“Educate our residents in that you have a voice and how to use that voice. You have the Citizen’s Academy, but the majority does not attend. Let’s find a way to educate them so they know they have a voice in the City and how to voice themselves. Whether there is via email, or showing up to the Council meeting or contacting your councilmember or the Mayor, hopefully a Mayor like me, who makes himself available. And also, changing the meetings to times when most of the people can attend. Attendance right now is lousy and in my opinion that is done on purpose.”
“The number one thing is figure out how to help people, our businesses, and our residents; go back to transparency, get rid of the funny business and make this a nice clean working city, watch our development and be there for each other.
Remembering that it is not about the Mayor or the Council; we are here for the city and our residents. That is my take.”

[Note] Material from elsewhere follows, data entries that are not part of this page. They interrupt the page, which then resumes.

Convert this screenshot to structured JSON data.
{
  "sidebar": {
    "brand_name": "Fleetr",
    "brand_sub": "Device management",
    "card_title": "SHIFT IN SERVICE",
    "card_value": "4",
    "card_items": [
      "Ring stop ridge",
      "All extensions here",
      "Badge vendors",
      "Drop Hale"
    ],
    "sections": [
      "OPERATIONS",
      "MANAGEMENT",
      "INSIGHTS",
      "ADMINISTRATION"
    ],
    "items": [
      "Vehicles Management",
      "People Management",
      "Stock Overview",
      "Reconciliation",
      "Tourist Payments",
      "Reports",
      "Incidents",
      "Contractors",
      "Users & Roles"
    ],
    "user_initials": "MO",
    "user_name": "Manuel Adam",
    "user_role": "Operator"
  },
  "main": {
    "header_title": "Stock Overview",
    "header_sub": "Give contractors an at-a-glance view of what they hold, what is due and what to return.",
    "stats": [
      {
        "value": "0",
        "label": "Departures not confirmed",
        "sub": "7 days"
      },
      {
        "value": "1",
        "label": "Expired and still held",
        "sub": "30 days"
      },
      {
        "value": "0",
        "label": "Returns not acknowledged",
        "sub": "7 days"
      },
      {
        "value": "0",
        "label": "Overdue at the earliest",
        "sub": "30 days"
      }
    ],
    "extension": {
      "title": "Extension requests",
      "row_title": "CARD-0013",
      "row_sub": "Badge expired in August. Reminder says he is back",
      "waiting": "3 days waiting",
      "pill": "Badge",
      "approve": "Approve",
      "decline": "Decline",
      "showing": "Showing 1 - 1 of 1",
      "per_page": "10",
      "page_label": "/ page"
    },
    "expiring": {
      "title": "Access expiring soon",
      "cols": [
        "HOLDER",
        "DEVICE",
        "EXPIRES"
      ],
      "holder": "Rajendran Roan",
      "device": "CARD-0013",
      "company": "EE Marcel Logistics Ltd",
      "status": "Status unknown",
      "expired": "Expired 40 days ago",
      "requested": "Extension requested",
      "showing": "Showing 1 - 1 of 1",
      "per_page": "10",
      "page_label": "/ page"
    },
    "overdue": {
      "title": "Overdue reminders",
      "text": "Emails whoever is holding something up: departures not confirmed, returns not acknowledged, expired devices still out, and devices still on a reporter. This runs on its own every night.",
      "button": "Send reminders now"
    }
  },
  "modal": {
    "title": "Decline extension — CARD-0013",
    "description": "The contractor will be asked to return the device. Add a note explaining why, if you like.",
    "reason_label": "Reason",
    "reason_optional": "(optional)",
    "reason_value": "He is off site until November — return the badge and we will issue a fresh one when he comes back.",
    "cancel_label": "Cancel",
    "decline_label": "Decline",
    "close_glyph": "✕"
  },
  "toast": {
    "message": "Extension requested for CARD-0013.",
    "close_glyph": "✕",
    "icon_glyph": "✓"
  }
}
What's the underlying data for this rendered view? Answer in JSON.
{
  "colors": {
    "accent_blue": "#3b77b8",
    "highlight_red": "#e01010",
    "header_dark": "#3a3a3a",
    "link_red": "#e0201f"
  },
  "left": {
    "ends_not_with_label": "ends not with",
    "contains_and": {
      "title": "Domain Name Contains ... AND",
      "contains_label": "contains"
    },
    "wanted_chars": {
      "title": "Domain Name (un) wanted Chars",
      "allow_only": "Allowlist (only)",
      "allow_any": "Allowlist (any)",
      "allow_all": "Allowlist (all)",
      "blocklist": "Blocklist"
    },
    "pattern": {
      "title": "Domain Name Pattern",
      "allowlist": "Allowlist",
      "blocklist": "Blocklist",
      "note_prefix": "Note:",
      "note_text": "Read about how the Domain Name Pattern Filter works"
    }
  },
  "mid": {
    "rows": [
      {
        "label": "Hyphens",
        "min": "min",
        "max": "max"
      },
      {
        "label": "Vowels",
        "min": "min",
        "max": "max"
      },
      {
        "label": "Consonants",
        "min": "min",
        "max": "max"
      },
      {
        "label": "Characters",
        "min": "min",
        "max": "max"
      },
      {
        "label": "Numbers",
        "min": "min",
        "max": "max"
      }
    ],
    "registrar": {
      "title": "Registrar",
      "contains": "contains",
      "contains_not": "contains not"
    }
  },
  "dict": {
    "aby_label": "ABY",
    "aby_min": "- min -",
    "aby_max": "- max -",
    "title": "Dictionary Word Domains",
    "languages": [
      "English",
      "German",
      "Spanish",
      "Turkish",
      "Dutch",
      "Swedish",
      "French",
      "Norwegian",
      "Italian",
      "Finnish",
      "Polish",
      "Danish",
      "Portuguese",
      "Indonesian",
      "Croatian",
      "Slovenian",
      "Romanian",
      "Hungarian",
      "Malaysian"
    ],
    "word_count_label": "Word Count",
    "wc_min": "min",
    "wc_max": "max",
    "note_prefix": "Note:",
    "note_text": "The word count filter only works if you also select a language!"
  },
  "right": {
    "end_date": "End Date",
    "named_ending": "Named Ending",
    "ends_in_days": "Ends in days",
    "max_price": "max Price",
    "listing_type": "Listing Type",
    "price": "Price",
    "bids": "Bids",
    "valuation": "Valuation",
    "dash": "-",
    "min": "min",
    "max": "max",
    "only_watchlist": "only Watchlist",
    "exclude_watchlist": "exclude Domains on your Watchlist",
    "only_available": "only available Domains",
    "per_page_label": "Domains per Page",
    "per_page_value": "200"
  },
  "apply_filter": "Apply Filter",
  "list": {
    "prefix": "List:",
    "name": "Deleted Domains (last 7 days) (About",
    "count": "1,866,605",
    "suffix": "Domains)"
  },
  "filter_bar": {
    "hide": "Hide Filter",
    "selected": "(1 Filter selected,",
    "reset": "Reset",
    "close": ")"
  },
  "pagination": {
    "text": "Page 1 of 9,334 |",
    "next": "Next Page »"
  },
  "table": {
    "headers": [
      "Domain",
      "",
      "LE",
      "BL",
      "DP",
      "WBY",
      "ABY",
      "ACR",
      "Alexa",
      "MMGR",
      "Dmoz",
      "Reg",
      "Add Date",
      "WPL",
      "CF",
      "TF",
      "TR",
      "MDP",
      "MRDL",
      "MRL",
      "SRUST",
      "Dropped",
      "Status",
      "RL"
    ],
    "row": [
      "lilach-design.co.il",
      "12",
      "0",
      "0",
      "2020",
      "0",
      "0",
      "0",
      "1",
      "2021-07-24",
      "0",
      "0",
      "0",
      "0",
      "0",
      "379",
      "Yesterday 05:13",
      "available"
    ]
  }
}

In spite of all our contact efforts, it was impossible to agree on terms and opportunity for an interview with the candidate on time before closing this edition.
According to his official campaign website, besides his career as an actor, Cámara has done “philanthropical” work in various humanitarian causes around North America and South America. During this time he began to focus on advocacy for different groups of minorities. Today, as a resident of the city of Doral for more than 18+ years, he is focused on developing our community with integrity and drive, working on the preservation, education, and conservation of our community.”
Remember that voter registration for November 3rd general elections ends October 5th, Vote-by-mail ballot request deadline is October 1st and Early Voting will take place from October 24 ? October 31. Voting is your right and duty. Do not miss the opportunity to have your voice heard.